It wasn’t a triumph, by any means. As I’m sure Dave will be happy to explain at length, because he Dave’s forgotten more about the drafts than I’ll ever learn, the great finds the A’s made in going against the traditional scouting views and signed for little money, relative to their position (but not, we should point out, relative to where they might otherwise have been drafted) are almost as a whole not doing well. And relative to the impression you’d get reading the book and the publicity that draft got, the draft didn’t approach the greatness it was set up as.
So flop? Sort of. Not really. If no one had said anything about it: no book, no coverage either way, we’d probably think they overachieved, because Baseball America would have rated it as extremely bad but it’s already looking like there are some good players there.

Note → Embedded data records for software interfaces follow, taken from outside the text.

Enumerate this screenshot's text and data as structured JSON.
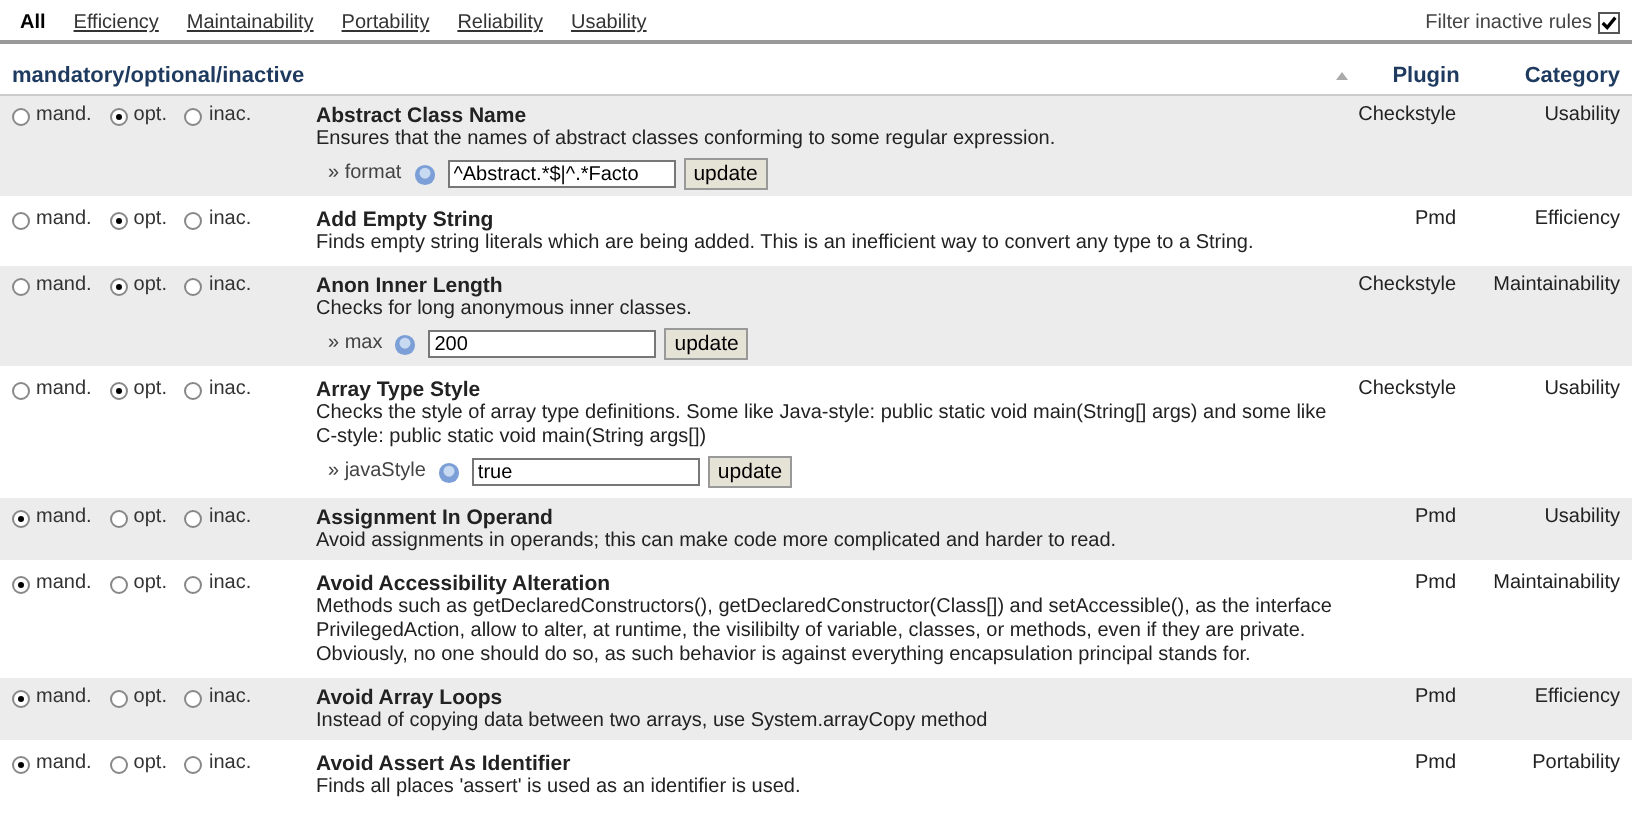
{
  "tabs": [
    {
      "label": "All",
      "selected": true
    },
    {
      "label": "Efficiency",
      "selected": false
    },
    {
      "label": "Maintainability",
      "selected": false
    },
    {
      "label": "Portability",
      "selected": false
    },
    {
      "label": "Reliability",
      "selected": false
    },
    {
      "label": "Usability",
      "selected": false
    }
  ],
  "filter": {
    "label": "Filter inactive rules",
    "checked": true
  },
  "table": {
    "columns": [
      "mandatory/optional/inactive",
      "Plugin",
      "Category"
    ],
    "rows": [
      {
        "options": [
          {
            "label": "mand.",
            "selected": false
          },
          {
            "label": "opt.",
            "selected": true
          },
          {
            "label": "inac.",
            "selected": false
          }
        ],
        "name": "Abstract Class Name",
        "description": "Ensures that the names of abstract classes conforming to some regular expression.",
        "param": {
          "name": "» format",
          "value": "^Abstract.*$|^.*Facto",
          "button": "update"
        },
        "plugin": "Checkstyle",
        "category": "Usability"
      },
      {
        "options": [
          {
            "label": "mand.",
            "selected": false
          },
          {
            "label": "opt.",
            "selected": true
          },
          {
            "label": "inac.",
            "selected": false
          }
        ],
        "name": "Add Empty String",
        "description": "Finds empty string literals which are being added. This is an inefficient way to convert any type to a String.",
        "plugin": "Pmd",
        "category": "Efficiency"
      },
      {
        "options": [
          {
            "label": "mand.",
            "selected": false
          },
          {
            "label": "opt.",
            "selected": true
          },
          {
            "label": "inac.",
            "selected": false
          }
        ],
        "name": "Anon Inner Length",
        "description": "Checks for long anonymous inner classes.",
        "param": {
          "name": "» max",
          "value": "200",
          "button": "update"
        },
        "plugin": "Checkstyle",
        "category": "Maintainability"
      },
      {
        "options": [
          {
            "label": "mand.",
            "selected": false
          },
          {
            "label": "opt.",
            "selected": true
          },
          {
            "label": "inac.",
            "selected": false
          }
        ],
        "name": "Array Type Style",
        "description": "Checks the style of array type definitions. Some like Java-style: public static void main(String[] args) and some like C-style: public static void main(String args[])",
        "param": {
          "name": "» javaStyle",
          "value": "true",
          "button": "update"
        },
        "plugin": "Checkstyle",
        "category": "Usability"
      },
      {
        "options": [
          {
            "label": "mand.",
            "selected": true
          },
          {
            "label": "opt.",
            "selected": false
          },
          {
            "label": "inac.",
            "selected": false
          }
        ],
        "name": "Assignment In Operand",
        "description": "Avoid assignments in operands; this can make code more complicated and harder to read.",
        "plugin": "Pmd",
        "category": "Usability"
      },
      {
        "options": [
          {
            "label": "mand.",
            "selected": true
          },
          {
            "label": "opt.",
            "selected": false
          },
          {
            "label": "inac.",
            "selected": false
          }
        ],
        "name": "Avoid Accessibility Alteration",
        "description": "Methods such as getDeclaredConstructors(), getDeclaredConstructor(Class[]) and setAccessible(), as the interface PrivilegedAction, allow to alter, at runtime, the visilibilty of variable, classes, or methods, even if they are private. Obviously, no one should do so, as such behavior is against everything encapsulation principal stands for.",
        "plugin": "Pmd",
        "category": "Maintainability"
      },
      {
        "options": [
          {
            "label": "mand.",
            "selected": true
          },
          {
            "label": "opt.",
            "selected": false
          },
          {
            "label": "inac.",
            "selected": false
          }
        ],
        "name": "Avoid Array Loops",
        "description": "Instead of copying data between two arrays, use System.arrayCopy method",
        "plugin": "Pmd",
        "category": "Efficiency"
      },
      {
        "options": [
          {
            "label": "mand.",
            "selected": true
          },
          {
            "label": "opt.",
            "selected": false
          },
          {
            "label": "inac.",
            "selected": false
          }
        ],
        "name": "Avoid Assert As Identifier",
        "description": "Finds all places 'assert' is used as an identifier is used.",
        "plugin": "Pmd",
        "category": "Portability"
      }
    ]
  }
}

And to tie this all together with Dave’s post on Neyer’s column: while I’m sympathetic to Dave’s view here, Neyer’s got a point, which is this: “But you read those reports, and you understand just why at least a few baseball executives think they have to add at least a modicum of precision to the process.”
Now, they’re not reports, really, so Rob’s wrong in that sense, sure, but Rob’s right. This is why scouts aren’t respected — the every player carries a team. The descriptions of players as if they’re being introduced in a bodice-ripper of a romance novel (“His tanned, long limbs stretched out before her in a loose, graceful action. Oh, he would put on muscle as he matured, and Melinda saw the man she would make of Gary the Pac-10 shortstop…”). There’s such a wide gap between the “this player can clearly hit .300, because he hits .300 every year” performance analysis and the world of the scouts that it’s hard to meld the two. The language each side uses plays a big role in this. That’s not the issue Rob really raises, but his column demonstrates it clearly.
Now, there’s a legitimate gripe here that Rob’s making fun not of an actual scouting report but sort of a 50-word scouting report summary, but at the same time, that is the kind of language real scouting reports use. And it’s part of what frustrates Beane, who if he got that kind of a report would want to know “Can he hit or not? Because I’m a long-limbed guy with graceful actions, and I sucked.”
He wouldn’t have that reaction of course, because an actual scouting report has a lot more objective analysis, space for ratings, and is a lot longer than 50 words.
Does that make any sense? I feel like I’ve written this whole thing and I still haven’t explained what I meant well enough. Ah well, it’s late, my sleep patterns are totally screwed for this week.